So what does experiential marketing have to do with the UX behind Tesla Motors and Whole Foods? The answer is everything. As experiential marketers, it’s our job to consider every detail to ensure our users, and customers alike, have a flawless experience from start to finish. It begins and ends with us. Just like Tesla, we want to anticipate our user’s wants and intuitively stand ready to serve. Just like Whole Foods, we want to guide our customers through a sensory experience that effectively communicates our brand tone and characteristics.   

Experiential marketing has changed dramatically in the last 15 years. It’s no longer simply planning an event and interacting with users when they arrive. Experiential marketing has evolved into a process of seamlessly intertwining digital elements and initiatives within your events so that users and customers can interact and engage with your brand in new and creative ways before, during and after your event.

Now more than ever, it’s about the user experience. What are your users exposed to when they walk into your event? What’s the vibe and feel when a user strolls past your booth at a local festival? What do they see? What do they hear? What do they smell? What do they taste?

Even more, how is the brand identity and profile communicated through the various elements of your event? Have you created an immersive environment that speaks to the pillars and identity of the brand? Does every customer touch point have a brand message woven in?

To succeed, we must immerse ourselves in these environments. We must become obsessed with the user experience on even the most granular level with each and every event we host, every website we build, every digital, creative and social campaign we launch.

Need another example? Look no further than The Happiest Place on Earth – Disney World. If you’ve ever been, you know exactly what we’re talking about. Every detail is considered – from the type of cups served, to the color, design, feel and texture of the various walkways. Each “zone” at Disney World has a different look, feel and vibe to provide an entirely different experience.

To ensure each user has a completely satisfying experience, Disney has full-time employees whose jobs are to do nothing more than document the UX. Is the user smiling? Laughing? Yawning? Excited? Bored? Every bit of data is collected and later used for improvements.(1)

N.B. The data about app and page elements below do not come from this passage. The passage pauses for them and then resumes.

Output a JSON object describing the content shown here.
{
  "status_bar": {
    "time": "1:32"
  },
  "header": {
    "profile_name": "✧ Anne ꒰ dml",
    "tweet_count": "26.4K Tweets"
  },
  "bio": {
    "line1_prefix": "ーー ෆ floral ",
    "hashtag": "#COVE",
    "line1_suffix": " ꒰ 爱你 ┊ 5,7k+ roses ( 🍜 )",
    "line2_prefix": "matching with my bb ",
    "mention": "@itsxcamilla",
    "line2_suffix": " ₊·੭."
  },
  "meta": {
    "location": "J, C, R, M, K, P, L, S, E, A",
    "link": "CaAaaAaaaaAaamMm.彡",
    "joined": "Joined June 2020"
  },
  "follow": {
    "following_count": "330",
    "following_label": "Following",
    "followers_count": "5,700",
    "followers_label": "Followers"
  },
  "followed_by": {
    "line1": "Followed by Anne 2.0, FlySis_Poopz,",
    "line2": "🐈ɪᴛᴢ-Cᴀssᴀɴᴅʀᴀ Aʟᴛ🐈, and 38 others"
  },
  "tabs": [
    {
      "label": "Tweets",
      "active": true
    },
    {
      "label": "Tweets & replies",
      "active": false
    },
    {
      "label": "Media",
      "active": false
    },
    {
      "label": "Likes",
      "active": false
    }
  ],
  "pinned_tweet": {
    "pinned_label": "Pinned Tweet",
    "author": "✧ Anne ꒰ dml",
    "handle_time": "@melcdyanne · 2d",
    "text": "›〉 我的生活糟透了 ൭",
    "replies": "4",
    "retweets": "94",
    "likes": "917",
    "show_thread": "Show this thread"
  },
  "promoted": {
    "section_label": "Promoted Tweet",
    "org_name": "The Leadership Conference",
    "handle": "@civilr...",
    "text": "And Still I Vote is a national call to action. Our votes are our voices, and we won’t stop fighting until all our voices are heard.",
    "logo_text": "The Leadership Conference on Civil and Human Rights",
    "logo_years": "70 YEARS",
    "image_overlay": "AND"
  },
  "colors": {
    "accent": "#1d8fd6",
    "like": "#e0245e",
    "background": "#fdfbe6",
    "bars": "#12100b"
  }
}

Our Approach To UX – 360° Integrated Campaigns

“You‘ve got to start with the customer experience and work back toward the technology – not the other way around.” – Steve Jobs

Legacy Marketing Partners puts UX at the center of every integrated campaign that we execute. It’s increasingly difficult to deliver an appealing, unified experience in the new world of 360 integrated marketing where brands need to interact with consumers at events in broadcast television, in print, in social media, on the web, in email communications, etc. Given this complex and varied landscape, it’s important that we anticipate where and when our users will be in certain locations and how we can deliver a compelling experience to them in that medium.

Our UX designers work in tandem with our Project Managers on every major project that we execute. Our integrated expertise positions us to stand alone in the industry in the strategy, planning, production and activation of a given experiential campaign.

After analyzing our client’s objectives, as well as the landscape of the desired audience, we create custom platforms intended to maximize the opportunity for our brands to connect with their users. We run competitive audits, map out user flow charts and design navigation maps. Essentially, we do everything we can to look at an experiential campaign from all angles, so nothing is missed.

But the core of UX – the reason why we do all of this – is the user. If you’re planning a live + digital campaign, you had better know your audience.

Who is attending? Why are they attending? And, ultimately, what do they want?

The question of “What does the user want?” must be the genesis of our planning and preparation. It’s the central theme behind the Model S, the mission of Whole Foods and the objective of Disney.

If you can answer that question with confidence and certainty, you’re well on your way to providing an immersive, seamless user experience.

And that’s why we do what we do.